Macro-evolution theory is not solely to blame for the ills of our culture, but it has become the religion of the secular/naturalistic philosophies driving our cultural institutions - and all this by shutting down serious discussion of counter evidence and the inherent limitations of science’s natural-only assumptions. Young people need to be trained to honestly evaluate ideas and the forces and assumptions behind them. This is particularly important as some of today’s greatest issues are ethical ones – embryonic stem cell research, human cloning, human-animal cloning, etc. These decisions need to be made by an informed public and not a closed scientific community that answers only to the highest bidder. Studying life theories - macro-evolution, Intelligent Design, and even Creationism - presents a wonderful opportunity for teaching our youth how to follow all the evidence wherever it may lead in the pursuit of truth. Their lives and futures are at stake.

2 comments:

scripto said...

You may as well link chemistry, physics and religion to the genocides of the 20th century as evolutionary theory. Dehumanizing the "other" far predates Darwin and is independent of any type of justification. I really doubt that the Hutus had Darwin in mind when they were slaughtering the Tutsis.

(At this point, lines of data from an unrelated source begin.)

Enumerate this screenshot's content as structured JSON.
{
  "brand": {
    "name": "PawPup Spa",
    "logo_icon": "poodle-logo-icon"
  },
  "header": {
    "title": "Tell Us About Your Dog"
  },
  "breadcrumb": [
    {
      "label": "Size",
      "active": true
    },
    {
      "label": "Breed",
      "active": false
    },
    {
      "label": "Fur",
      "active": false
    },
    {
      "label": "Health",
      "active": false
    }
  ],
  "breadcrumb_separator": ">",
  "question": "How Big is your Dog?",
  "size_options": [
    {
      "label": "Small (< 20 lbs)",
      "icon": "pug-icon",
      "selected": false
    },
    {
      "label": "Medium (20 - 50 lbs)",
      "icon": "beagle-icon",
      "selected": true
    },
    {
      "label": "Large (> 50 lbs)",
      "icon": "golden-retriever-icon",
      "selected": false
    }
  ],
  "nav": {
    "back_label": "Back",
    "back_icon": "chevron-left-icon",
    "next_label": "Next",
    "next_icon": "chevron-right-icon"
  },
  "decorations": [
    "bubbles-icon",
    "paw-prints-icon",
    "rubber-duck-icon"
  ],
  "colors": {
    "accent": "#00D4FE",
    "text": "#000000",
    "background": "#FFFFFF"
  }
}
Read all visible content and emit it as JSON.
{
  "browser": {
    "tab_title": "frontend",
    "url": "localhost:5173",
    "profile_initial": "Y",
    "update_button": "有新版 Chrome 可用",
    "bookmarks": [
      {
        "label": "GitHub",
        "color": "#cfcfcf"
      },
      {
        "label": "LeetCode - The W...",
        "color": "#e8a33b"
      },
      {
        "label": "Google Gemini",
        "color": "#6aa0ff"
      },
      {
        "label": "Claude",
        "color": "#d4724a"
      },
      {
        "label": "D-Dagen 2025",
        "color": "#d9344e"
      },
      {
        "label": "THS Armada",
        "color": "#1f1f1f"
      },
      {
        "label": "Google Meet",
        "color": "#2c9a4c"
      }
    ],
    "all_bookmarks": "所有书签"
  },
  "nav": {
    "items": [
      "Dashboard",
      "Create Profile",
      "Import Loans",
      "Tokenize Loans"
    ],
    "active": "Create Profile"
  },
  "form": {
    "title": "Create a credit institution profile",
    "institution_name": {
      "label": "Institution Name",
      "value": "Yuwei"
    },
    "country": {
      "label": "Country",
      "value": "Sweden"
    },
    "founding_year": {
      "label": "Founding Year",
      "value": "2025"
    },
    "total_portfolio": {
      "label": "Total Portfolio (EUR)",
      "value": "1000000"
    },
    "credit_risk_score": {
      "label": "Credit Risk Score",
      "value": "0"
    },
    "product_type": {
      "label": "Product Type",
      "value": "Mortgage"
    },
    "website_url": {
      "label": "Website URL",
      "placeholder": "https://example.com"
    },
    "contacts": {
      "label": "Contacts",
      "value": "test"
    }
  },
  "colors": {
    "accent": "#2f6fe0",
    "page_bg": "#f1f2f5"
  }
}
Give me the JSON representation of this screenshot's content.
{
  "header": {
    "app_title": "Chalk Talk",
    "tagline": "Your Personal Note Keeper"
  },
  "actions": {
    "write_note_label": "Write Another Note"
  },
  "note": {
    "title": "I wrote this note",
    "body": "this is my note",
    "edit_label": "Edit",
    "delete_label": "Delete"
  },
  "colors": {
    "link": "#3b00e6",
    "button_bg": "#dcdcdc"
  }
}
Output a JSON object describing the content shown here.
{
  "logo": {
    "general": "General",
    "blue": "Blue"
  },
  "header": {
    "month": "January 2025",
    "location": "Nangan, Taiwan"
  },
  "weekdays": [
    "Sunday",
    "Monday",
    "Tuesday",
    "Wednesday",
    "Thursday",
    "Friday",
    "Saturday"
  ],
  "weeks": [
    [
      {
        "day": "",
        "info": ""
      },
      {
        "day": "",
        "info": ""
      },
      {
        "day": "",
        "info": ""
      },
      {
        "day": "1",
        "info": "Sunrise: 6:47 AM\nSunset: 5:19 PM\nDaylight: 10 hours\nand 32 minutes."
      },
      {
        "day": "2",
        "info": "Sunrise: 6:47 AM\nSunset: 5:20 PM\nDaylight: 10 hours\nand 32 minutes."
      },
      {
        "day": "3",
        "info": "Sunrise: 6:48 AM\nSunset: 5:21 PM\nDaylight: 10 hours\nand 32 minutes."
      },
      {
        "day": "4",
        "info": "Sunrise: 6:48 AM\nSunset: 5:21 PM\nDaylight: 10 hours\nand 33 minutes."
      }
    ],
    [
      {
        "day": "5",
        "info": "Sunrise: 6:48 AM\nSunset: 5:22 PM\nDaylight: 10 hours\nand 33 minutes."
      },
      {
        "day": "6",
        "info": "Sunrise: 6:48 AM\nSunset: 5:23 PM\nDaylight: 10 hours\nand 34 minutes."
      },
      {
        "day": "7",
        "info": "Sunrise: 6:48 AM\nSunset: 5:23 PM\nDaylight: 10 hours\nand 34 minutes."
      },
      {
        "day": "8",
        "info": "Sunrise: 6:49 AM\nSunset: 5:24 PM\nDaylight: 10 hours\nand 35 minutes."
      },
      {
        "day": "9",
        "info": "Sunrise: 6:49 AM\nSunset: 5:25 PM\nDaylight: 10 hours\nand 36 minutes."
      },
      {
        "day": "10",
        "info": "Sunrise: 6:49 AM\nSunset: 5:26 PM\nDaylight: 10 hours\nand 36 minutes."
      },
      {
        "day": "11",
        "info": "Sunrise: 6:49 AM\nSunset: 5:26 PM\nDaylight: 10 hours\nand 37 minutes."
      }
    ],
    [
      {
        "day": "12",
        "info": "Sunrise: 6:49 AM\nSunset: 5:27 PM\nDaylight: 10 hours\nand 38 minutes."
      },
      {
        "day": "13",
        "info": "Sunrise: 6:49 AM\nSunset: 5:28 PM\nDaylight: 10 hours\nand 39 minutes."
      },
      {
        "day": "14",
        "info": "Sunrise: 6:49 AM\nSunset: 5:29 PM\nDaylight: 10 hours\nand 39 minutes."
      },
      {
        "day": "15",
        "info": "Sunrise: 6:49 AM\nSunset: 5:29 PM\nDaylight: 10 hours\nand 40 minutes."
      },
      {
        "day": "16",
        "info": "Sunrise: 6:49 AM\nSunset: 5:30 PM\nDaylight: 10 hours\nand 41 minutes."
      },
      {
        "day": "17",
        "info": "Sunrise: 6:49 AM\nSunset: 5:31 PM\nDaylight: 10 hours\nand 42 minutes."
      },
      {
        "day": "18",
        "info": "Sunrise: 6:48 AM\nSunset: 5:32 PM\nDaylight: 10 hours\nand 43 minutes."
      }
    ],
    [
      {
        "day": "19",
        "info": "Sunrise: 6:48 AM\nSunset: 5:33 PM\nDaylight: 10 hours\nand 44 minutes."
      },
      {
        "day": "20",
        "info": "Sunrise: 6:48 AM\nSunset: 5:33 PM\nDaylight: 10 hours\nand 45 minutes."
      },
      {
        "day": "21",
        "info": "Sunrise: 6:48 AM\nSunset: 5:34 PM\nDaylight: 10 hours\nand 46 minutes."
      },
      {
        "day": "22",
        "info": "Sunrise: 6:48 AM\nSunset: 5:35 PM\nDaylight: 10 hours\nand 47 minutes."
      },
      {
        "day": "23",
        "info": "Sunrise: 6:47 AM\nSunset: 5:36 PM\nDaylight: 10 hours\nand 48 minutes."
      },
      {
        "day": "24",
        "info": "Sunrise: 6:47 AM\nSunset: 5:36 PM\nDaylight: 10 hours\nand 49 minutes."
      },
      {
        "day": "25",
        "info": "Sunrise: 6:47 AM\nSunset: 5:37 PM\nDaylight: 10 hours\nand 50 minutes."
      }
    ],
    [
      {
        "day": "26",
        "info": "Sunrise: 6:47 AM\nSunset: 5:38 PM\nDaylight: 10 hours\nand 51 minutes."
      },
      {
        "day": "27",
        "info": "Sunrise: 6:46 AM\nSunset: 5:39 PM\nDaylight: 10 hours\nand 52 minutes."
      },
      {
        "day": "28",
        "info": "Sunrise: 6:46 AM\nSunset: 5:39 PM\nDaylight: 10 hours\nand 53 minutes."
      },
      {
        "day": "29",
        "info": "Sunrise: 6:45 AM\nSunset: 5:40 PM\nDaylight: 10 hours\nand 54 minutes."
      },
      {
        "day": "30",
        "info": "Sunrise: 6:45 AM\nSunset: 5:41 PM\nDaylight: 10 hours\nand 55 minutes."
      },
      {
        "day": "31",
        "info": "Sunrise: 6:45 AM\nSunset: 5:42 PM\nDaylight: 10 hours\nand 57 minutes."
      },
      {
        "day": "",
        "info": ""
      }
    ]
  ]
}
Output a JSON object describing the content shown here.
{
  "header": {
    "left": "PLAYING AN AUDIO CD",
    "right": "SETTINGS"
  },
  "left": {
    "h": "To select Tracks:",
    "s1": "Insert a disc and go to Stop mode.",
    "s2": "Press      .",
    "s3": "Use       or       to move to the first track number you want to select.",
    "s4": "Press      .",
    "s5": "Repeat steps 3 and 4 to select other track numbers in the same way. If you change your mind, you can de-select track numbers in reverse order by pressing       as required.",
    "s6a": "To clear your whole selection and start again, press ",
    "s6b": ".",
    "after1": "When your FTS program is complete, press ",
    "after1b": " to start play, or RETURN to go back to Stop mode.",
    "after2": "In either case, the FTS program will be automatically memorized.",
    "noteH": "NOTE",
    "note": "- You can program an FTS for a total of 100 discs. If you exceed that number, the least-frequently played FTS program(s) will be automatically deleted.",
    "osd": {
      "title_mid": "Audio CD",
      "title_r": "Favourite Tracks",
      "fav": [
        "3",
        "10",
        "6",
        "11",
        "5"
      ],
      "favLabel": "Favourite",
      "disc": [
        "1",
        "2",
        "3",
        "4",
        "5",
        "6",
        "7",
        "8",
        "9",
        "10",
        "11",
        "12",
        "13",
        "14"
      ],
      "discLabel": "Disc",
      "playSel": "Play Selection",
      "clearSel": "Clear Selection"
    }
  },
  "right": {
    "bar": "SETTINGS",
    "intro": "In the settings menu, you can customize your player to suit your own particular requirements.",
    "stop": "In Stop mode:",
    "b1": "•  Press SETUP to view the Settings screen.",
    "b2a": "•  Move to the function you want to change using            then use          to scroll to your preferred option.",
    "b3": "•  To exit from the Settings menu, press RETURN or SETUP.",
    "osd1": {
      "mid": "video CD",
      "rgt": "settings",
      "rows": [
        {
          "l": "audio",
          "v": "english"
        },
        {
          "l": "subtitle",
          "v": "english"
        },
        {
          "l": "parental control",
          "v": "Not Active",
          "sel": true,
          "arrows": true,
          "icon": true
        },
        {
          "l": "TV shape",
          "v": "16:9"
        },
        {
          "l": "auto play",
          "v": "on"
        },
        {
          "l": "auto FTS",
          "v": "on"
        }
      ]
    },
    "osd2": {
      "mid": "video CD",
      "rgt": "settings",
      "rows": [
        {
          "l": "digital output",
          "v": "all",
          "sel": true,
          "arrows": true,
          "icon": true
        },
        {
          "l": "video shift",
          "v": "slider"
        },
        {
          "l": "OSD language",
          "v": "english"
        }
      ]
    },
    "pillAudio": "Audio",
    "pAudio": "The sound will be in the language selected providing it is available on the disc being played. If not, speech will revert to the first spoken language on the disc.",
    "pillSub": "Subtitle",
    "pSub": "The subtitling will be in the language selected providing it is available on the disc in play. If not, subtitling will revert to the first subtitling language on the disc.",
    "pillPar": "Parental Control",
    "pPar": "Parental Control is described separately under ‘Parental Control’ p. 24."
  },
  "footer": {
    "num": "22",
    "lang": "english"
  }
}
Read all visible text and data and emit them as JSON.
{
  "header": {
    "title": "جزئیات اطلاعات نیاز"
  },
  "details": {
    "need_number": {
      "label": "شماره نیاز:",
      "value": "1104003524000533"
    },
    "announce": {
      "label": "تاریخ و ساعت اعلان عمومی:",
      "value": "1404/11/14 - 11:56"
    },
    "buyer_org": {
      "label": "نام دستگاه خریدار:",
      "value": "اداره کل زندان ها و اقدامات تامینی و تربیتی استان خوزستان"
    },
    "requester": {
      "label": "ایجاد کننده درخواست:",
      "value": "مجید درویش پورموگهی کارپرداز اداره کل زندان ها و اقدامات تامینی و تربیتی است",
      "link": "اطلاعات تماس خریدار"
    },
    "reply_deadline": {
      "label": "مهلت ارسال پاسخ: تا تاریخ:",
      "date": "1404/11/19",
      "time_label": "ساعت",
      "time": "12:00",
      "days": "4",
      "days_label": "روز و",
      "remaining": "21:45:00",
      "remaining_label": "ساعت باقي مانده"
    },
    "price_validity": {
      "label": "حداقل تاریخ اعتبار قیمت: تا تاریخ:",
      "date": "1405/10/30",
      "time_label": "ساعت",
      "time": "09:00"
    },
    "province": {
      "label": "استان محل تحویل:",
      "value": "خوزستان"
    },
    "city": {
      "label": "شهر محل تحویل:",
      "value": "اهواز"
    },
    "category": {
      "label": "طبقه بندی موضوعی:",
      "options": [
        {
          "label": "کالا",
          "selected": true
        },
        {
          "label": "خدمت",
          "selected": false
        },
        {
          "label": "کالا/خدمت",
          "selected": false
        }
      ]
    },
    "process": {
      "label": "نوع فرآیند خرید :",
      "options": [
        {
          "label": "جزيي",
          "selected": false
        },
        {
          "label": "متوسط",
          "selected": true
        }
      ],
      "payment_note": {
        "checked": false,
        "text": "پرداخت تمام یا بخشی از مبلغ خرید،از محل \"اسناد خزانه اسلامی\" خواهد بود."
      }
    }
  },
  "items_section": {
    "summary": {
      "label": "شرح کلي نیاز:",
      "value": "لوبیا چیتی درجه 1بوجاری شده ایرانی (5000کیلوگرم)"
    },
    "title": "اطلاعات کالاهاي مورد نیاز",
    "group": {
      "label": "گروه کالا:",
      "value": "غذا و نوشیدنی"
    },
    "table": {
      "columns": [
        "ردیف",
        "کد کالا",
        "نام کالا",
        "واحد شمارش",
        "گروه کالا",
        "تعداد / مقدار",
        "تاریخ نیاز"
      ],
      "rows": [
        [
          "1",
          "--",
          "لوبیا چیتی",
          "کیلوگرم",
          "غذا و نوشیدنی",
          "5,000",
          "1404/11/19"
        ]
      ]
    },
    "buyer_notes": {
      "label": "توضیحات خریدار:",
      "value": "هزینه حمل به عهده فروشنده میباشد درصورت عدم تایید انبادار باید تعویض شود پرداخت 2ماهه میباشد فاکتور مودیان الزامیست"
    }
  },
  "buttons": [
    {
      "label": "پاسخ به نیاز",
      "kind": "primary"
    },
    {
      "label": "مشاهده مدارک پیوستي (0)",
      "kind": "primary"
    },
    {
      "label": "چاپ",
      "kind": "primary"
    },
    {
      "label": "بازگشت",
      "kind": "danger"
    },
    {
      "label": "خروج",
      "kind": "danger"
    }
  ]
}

At any rate, your objection on moral grounds speaks nothing to the truth of evolutionary theory. It is the best explanation for the evidence. It is as well established as any other commonly accepted scientific theory and it would be dishonest to teach creationism or intelligent design in a biology class.

Harold said...

Thanks for taking the time to comment. Here are my responses.

"You may as well link chemistry, physics and religion to the genocides of the 20th century as evolutionary theory."

I think the point is that man will grasp at any justification to do the evil that is in his heart and suport his lust for power and dominion. If life is meaningless (no one to answer to), then as one of Dostoevsky's characters says, "then all things are permitted."


"At any rate, your objection on moral grounds speaks nothing to the truth of evolutionary theory. It is the best explanation for the evidence."

I am after truth. But truth can only be arrived at by completely open and thorough investigation - considering all the evidence without false apriori assumptions ("natural" is all there is) and that is clearly lacking from the debate.


"It is the best explanation for the evidence."

Again, only if you apriori (before the evidence is in)exclude any possible consideration of the supernatural. Remember, naturalism even excludes the content of your thoughts -- chemical reactions cannot explain what you are thinking or that they have meaning at all. So, naturalism actually turns out to be a pretty small and confining box. Obviously, I do not believe macro evolution theory to be the best explanation for the origin and diversity of life. I think there is a much more reasonable answer than something coming from nothing.


"it would be dishonest to teach creationism or intelligent design in a biology class."

My intent is not to teach religion but to see that students are actually taught how to think and reason clearly based on consideration of all the evidence. I see nothing dishonest about seeking truth and considering and weighing all the evidence -- even in Biology class.